WORK TO BE COMPLETED =
How many lines in the data below include the word "clientes"? State the number alone.

[Data about app and page elements]
--- START ---

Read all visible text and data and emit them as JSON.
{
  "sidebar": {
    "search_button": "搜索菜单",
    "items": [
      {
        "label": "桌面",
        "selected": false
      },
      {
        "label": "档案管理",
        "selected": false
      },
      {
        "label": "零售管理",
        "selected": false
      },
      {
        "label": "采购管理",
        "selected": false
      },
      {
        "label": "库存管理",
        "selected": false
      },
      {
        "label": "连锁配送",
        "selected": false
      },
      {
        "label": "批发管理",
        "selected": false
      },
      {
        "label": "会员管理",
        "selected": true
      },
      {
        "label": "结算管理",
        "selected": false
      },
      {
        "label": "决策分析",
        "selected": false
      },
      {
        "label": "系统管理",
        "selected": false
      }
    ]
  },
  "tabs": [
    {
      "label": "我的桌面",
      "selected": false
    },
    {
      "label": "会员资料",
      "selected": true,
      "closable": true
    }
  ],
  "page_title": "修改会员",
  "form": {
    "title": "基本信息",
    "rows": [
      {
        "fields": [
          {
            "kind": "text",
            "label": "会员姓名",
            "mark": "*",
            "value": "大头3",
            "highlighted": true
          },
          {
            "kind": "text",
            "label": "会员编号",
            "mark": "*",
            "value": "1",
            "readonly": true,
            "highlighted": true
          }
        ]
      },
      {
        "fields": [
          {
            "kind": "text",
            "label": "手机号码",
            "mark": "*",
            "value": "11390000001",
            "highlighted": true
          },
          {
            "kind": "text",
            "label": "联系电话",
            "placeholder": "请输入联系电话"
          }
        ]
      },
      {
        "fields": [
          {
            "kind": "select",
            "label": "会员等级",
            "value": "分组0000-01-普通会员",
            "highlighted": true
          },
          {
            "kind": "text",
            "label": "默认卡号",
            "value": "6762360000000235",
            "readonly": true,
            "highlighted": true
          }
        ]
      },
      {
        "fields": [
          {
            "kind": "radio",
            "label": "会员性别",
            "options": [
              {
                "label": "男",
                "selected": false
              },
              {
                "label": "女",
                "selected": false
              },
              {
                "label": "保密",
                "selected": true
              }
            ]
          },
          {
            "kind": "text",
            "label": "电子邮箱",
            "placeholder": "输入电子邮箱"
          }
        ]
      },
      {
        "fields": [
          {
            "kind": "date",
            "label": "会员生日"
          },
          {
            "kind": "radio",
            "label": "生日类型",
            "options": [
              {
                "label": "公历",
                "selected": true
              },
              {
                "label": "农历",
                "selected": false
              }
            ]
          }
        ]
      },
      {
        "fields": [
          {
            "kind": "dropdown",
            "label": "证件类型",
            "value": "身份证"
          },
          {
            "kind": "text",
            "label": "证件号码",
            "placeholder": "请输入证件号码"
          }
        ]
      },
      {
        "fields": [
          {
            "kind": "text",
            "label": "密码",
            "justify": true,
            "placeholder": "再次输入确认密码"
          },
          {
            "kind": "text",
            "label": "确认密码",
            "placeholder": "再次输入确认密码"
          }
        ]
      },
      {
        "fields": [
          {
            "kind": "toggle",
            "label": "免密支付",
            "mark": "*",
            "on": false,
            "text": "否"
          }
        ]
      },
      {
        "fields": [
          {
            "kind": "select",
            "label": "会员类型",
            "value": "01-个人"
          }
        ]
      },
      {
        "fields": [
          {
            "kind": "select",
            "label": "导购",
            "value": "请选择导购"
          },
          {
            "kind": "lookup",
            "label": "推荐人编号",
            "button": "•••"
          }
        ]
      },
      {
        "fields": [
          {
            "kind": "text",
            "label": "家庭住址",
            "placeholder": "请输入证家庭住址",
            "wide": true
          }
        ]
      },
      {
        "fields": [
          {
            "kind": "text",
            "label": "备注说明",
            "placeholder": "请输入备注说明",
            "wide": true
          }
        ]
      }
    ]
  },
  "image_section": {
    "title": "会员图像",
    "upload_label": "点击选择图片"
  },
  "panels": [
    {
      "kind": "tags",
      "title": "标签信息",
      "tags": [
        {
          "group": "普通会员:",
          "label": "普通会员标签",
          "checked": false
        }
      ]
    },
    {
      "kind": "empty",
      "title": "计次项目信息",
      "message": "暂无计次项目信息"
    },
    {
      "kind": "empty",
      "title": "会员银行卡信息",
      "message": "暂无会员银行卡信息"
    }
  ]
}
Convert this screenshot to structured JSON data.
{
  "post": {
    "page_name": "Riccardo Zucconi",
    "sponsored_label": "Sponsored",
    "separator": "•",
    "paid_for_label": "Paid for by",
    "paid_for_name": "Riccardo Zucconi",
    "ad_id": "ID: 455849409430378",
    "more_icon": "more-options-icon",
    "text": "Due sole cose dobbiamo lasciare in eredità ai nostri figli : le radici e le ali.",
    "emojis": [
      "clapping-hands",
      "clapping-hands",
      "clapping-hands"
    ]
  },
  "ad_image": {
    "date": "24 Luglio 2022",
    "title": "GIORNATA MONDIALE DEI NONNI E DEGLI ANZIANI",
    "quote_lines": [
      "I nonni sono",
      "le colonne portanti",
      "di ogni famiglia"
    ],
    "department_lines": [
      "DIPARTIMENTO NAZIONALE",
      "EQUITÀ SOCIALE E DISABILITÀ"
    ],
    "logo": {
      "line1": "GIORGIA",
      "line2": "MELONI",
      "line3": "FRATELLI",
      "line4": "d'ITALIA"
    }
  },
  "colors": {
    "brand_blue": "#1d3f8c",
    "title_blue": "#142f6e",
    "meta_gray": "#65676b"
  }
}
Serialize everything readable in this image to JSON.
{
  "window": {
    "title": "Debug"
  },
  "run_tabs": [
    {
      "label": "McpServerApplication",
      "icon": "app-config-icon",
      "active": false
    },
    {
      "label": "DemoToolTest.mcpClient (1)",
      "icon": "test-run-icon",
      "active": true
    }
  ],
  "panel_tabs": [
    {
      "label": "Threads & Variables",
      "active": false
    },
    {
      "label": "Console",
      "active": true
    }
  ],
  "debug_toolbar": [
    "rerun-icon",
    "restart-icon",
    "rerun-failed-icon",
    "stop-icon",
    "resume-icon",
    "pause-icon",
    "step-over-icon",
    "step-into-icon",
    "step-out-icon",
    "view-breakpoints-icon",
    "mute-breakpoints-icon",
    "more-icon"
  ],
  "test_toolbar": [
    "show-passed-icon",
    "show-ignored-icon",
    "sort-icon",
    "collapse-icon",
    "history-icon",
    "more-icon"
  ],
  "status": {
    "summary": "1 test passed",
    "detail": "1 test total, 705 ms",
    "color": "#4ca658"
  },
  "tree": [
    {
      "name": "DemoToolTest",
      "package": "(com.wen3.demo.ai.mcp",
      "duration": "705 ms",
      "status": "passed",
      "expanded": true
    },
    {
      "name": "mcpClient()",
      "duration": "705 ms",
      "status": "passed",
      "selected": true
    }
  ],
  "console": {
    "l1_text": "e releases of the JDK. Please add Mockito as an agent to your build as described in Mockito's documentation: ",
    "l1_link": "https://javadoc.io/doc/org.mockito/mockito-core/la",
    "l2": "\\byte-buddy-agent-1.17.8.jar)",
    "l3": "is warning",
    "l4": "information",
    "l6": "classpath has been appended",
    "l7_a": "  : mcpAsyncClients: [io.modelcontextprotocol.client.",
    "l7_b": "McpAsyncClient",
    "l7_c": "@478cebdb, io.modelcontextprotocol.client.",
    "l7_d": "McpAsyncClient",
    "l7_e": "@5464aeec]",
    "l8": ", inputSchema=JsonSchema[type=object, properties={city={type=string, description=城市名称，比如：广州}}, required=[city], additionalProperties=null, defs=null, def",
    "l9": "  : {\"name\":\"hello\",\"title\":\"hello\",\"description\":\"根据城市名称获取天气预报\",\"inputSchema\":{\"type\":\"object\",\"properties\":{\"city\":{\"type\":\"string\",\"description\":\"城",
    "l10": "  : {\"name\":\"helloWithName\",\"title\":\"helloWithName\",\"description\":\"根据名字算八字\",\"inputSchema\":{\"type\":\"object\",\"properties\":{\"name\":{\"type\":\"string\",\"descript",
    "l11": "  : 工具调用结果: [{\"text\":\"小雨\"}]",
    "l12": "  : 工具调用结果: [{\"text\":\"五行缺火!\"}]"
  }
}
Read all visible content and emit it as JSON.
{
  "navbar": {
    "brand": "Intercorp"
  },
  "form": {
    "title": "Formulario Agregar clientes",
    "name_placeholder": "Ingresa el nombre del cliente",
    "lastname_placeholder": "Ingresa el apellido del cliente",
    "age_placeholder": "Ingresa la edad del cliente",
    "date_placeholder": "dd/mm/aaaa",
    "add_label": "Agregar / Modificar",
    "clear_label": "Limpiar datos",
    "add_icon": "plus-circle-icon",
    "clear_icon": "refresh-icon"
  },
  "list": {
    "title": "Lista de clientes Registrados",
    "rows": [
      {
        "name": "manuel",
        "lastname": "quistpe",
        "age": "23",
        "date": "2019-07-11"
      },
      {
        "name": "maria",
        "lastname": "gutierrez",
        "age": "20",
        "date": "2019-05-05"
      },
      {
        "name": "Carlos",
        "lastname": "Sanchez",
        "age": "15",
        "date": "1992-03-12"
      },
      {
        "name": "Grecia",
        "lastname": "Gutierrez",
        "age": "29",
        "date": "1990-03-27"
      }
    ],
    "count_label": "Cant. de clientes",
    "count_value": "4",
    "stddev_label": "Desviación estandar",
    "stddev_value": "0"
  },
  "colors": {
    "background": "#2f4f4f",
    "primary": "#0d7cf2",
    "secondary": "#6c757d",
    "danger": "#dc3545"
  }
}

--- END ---

PROBLEM SOLUTION =
3